- _WHAT YOU ARE ASKED TO DO_
Every entry below must be repeated exactly; skip the pictures.

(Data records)

- - - - -

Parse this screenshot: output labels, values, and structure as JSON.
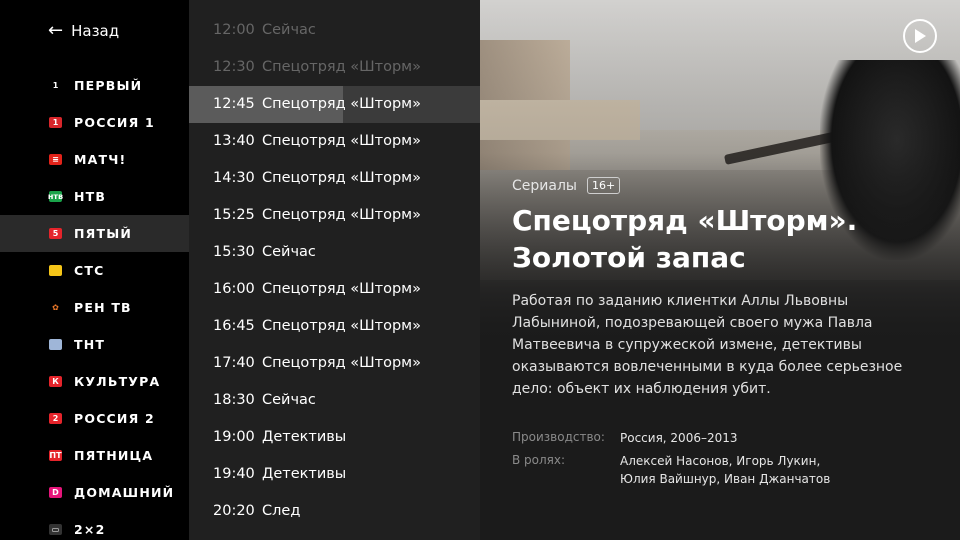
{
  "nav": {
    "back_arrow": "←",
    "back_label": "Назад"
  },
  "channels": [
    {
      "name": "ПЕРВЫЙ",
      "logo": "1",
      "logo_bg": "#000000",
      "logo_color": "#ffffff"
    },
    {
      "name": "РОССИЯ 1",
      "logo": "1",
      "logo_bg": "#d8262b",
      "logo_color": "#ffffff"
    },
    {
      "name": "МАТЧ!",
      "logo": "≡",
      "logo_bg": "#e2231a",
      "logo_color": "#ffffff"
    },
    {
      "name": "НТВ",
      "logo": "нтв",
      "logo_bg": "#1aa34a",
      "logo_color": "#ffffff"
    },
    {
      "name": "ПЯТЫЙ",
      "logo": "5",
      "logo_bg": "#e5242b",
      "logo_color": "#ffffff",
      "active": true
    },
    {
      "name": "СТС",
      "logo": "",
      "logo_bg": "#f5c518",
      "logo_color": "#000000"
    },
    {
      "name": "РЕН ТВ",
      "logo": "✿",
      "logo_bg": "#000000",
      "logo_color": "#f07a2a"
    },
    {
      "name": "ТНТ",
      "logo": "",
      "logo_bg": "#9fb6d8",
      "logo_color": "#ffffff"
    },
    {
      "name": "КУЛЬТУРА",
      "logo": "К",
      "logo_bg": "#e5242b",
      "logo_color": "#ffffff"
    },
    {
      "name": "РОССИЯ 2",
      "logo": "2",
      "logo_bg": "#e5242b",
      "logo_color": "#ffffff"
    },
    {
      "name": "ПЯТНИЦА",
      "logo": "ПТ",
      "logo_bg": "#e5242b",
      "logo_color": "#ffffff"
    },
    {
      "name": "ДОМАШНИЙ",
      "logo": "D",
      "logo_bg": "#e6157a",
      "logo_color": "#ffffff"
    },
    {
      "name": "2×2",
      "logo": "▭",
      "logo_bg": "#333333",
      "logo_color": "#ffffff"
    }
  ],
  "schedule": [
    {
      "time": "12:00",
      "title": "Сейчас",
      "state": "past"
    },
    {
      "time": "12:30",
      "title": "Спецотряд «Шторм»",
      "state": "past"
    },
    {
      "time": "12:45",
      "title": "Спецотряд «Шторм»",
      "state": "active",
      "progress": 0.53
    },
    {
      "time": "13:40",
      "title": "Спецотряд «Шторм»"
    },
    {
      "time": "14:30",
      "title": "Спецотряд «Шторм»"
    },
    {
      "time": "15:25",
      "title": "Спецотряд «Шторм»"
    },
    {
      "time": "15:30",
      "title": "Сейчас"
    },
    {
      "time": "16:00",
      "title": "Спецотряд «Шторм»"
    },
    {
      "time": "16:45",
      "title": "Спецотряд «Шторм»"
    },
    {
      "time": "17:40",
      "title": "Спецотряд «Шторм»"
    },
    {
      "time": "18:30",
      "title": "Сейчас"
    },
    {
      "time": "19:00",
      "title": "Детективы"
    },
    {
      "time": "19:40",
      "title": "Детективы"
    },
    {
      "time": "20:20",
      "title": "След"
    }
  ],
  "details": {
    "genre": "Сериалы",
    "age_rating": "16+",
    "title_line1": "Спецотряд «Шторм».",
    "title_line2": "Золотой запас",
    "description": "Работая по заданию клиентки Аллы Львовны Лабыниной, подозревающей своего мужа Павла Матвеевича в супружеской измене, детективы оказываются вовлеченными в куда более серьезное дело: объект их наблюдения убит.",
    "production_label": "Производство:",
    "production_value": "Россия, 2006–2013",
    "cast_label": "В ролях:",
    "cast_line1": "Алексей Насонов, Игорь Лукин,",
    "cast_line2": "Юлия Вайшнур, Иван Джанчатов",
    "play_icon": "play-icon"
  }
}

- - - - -

- _ANSWER FOR THE TASK_
Parse this screenshot: output labels, values, and structure as JSON.
{
  "nav": {
    "back_arrow": "←",
    "back_label": "Назад"
  },
  "channels": [
    {
      "name": "ПЕРВЫЙ",
      "logo": "1",
      "logo_bg": "#000000",
      "logo_color": "#ffffff"
    },
    {
      "name": "РОССИЯ 1",
      "logo": "1",
      "logo_bg": "#d8262b",
      "logo_color": "#ffffff"
    },
    {
      "name": "МАТЧ!",
      "logo": "≡",
      "logo_bg": "#e2231a",
      "logo_color": "#ffffff"
    },
    {
      "name": "НТВ",
      "logo": "нтв",
      "logo_bg": "#1aa34a",
      "logo_color": "#ffffff"
    },
    {
      "name": "ПЯТЫЙ",
      "logo": "5",
      "logo_bg": "#e5242b",
      "logo_color": "#ffffff",
      "active": true
    },
    {
      "name": "СТС",
      "logo": "",
      "logo_bg": "#f5c518",
      "logo_color": "#000000"
    },
    {
      "name": "РЕН ТВ",
      "logo": "✿",
      "logo_bg": "#000000",
      "logo_color": "#f07a2a"
    },
    {
      "name": "ТНТ",
      "logo": "",
      "logo_bg": "#9fb6d8",
      "logo_color": "#ffffff"
    },
    {
      "name": "КУЛЬТУРА",
      "logo": "К",
      "logo_bg": "#e5242b",
      "logo_color": "#ffffff"
    },
    {
      "name": "РОССИЯ 2",
      "logo": "2",
      "logo_bg": "#e5242b",
      "logo_color": "#ffffff"
    },
    {
      "name": "ПЯТНИЦА",
      "logo": "ПТ",
      "logo_bg": "#e5242b",
      "logo_color": "#ffffff"
    },
    {
      "name": "ДОМАШНИЙ",
      "logo": "D",
      "logo_bg": "#e6157a",
      "logo_color": "#ffffff"
    },
    {
      "name": "2×2",
      "logo": "▭",
      "logo_bg": "#333333",
      "logo_color": "#ffffff"
    }
  ],
  "schedule": [
    {
      "time": "12:00",
      "title": "Сейчас",
      "state": "past"
    },
    {
      "time": "12:30",
      "title": "Спецотряд «Шторм»",
      "state": "past"
    },
    {
      "time": "12:45",
      "title": "Спецотряд «Шторм»",
      "state": "active",
      "progress": 0.53
    },
    {
      "time": "13:40",
      "title": "Спецотряд «Шторм»"
    },
    {
      "time": "14:30",
      "title": "Спецотряд «Шторм»"
    },
    {
      "time": "15:25",
      "title": "Спецотряд «Шторм»"
    },
    {
      "time": "15:30",
      "title": "Сейчас"
    },
    {
      "time": "16:00",
      "title": "Спецотряд «Шторм»"
    },
    {
      "time": "16:45",
      "title": "Спецотряд «Шторм»"
    },
    {
      "time": "17:40",
      "title": "Спецотряд «Шторм»"
    },
    {
      "time": "18:30",
      "title": "Сейчас"
    },
    {
      "time": "19:00",
      "title": "Детективы"
    },
    {
      "time": "19:40",
      "title": "Детективы"
    },
    {
      "time": "20:20",
      "title": "След"
    }
  ],
  "details": {
    "genre": "Сериалы",
    "age_rating": "16+",
    "title_line1": "Спецотряд «Шторм».",
    "title_line2": "Золотой запас",
    "description": "Работая по заданию клиентки Аллы Львовны Лабыниной, подозревающей своего мужа Павла Матвеевича в супружеской измене, детективы оказываются вовлеченными в куда более серьезное дело: объект их наблюдения убит.",
    "production_label": "Производство:",
    "production_value": "Россия, 2006–2013",
    "cast_label": "В ролях:",
    "cast_line1": "Алексей Насонов, Игорь Лукин,",
    "cast_line2": "Юлия Вайшнур, Иван Джанчатов",
    "play_icon": "play-icon"
  }
}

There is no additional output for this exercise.